With Fraxel laser treatment, marketed by Reliant Technologies, you can go through a treatment and put on make-up or shave right away; new epidermal skin develops within 24 hours. After the period of redness, the skin will look bronzed for anywhere from three to 14 days, then will flake as new skin begins to replace the old. It’s like the peeling from a sunburn, although not painful. Over the following weeks and months, the body repairs the deeper dermal tissues that have been affected by the Fraxel treatment.

Clinical skin care specialist Sandra Day, under the supervision of Dr. W. Michael Bryant, began using the Fraxel laser in late March at Neoderm skin-care center in Sarasota. She points out another advantage to the system: While other laser treatments were intended for the face only, the Fraxel laser can treat virtually any skin area. Fees for the Fraxel service run about $1,000 a session, with generally four sessions needed.

Neoderm aims to bridge the gap between a day spa and a doctor’s office, offering traditional peels, electrolysis, permanent make-up application and some injectable fillers that flesh out an aging face, such as plumping agents like Botox and filling agents like Restylane. And since prevention is still the safest way to have youthful skin, the center also carries more than a dozen skin-care product lines, with ingredients more powerful than a department store can offer.

CHOOSE WITH CARE

For an invasive procedure such as a face-lift, what you need is a board-certified plastic surgeon. What exactly is plastic surgery? According to the American Board of Plastic Surgeons, "Plastic surgery deals with the repair, reconstruction or replacement of physical defects of form or function" of areas of the body.

A certified doctor has graduated from an accredited medical school and has completed at least five years of additional training as a resident surgeon. This includes a minimum three-year residency in an accredited general surgery program and a minimum two-year residency in plastic surgery. To become certified, the doctor then must successfully complete comprehensive written and oral exams.

And then he or she has a reputation to uphold. Ask around.

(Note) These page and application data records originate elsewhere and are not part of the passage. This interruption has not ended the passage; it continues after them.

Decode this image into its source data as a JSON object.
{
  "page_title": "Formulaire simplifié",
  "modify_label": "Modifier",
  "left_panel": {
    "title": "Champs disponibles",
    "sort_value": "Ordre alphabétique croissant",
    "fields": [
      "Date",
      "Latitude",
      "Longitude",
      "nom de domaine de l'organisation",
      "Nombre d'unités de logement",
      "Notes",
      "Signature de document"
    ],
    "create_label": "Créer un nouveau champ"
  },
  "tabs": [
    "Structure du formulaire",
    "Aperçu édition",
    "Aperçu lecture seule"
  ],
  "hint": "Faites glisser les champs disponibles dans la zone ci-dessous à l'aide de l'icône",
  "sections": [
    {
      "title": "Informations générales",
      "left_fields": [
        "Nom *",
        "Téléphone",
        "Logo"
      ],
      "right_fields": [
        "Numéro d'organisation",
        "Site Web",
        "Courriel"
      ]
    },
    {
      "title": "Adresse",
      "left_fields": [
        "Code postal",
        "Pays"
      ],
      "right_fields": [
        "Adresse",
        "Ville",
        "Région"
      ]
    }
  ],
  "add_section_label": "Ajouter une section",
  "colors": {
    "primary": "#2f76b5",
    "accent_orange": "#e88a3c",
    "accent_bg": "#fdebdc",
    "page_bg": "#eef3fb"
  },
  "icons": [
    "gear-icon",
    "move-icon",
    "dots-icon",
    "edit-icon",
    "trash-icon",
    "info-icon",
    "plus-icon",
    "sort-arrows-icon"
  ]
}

LOOK IT UP

For more information on Fraxel laser treatment, go to www.fraxel.com. To see if a doctor is a board-certified plastic surgeon, go to www.abplsurg.org.